There are quite a few famous mountains that represents the country. Most notable ones are Mount Myohyang and Mount Kumgang Also, there is a recently accessible mountain region that is shared with China. It’s called Mount Paektu. It’s still an active volcano but what draws me most is the gigantic crater lake called Chonji Lake. There are many interesting stories and tales about this mountain. There are also beautiful views of the Masik Pass that I only found out about when I was there. Besides that, there’s also beautiful waterfalls, cave complexes, and also farm fields. These fields become prominent once you leave the city of Pyongyang where the countryside is full of beautiful farm fields.
Something to talk BRAG about
I love to go to places where there’s something to talk about. Everywhere we travel, there’s always something to talk about, the experience, the ups and downs, etc. Since none of my friends in my circle have ever traveled to North Korea before (and many who wouldn’t even think of going), it would be a great topic to share and a great conversation starter with those who are interested and curious about this country. It’s also a much more fresh topic compared to the more touristy places. Especially when you are bragging about your trip and some know-it-all cuts you off by saying ‘Yeah, I’ve been there too’. I guess this won’t be happening anytime soon around my circle of friends, except the new friends I’ve made while in North Korea. Also, another cool fact came from one of my colleagues who said, It’s so cool to hear Reuben start a conversation with “When I was in North Korea,…”. Yes, it does sound pretty awesome.
I went as a traveler and these are just the experiences I got from the trip. Although it was a bizarre place to be, it was still a wonderful trip. There was indeed a big difference in their culture and ideology but we managed and respected them. Both Fann and I enjoyed our 12 days there, we were accompanied by two of the most friendly and professional tour guides from KITC. They made us laugh and gave us insights and knowledge about their country.
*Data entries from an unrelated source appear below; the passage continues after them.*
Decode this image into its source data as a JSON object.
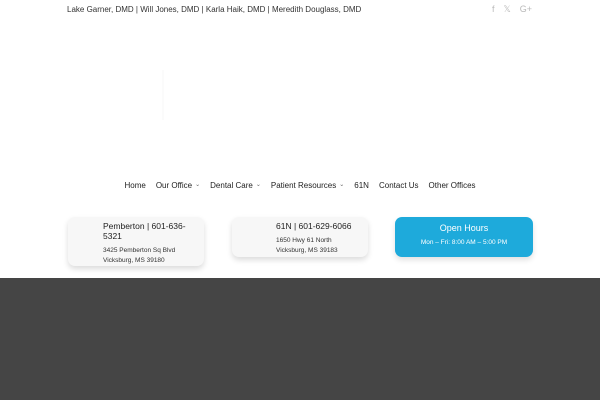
{
  "topbar": {
    "doctors": "Lake Garner, DMD | Will Jones, DMD | Karla Haik, DMD | Meredith Douglass, DMD",
    "social": {
      "facebook": "f",
      "twitter": "𝕏",
      "googleplus": "G+"
    }
  },
  "nav": {
    "items": [
      {
        "label": "Home",
        "dropdown": false
      },
      {
        "label": "Our Office",
        "dropdown": true
      },
      {
        "label": "Dental Care",
        "dropdown": true
      },
      {
        "label": "Patient Resources",
        "dropdown": true
      },
      {
        "label": "61N",
        "dropdown": false
      },
      {
        "label": "Contact Us",
        "dropdown": false
      },
      {
        "label": "Other Offices",
        "dropdown": false
      }
    ],
    "chevron": "⌄"
  },
  "cards": {
    "pemberton": {
      "title": "Pemberton | 601-636-5321",
      "address_line1": "3425 Pemberton Sq Blvd",
      "address_line2": "Vicksburg, MS 39180"
    },
    "n61": {
      "title": "61N | 601-629-6066",
      "address_line1": "1650 Hwy 61 North",
      "address_line2": "Vicksburg, MS 39183"
    },
    "hours": {
      "title": "Open Hours",
      "hours": "Mon – Fri: 8:00 AM – 5:00 PM"
    }
  },
  "colors": {
    "accent": "#1eaadb",
    "footer": "#454545",
    "card_bg": "#f7f7f7"
  }
}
We are extremely grateful to them. For a country that is known as ‘The Hermit Kingdom’, one has to find a way to understand more about the country but not play the guessing or assumption game.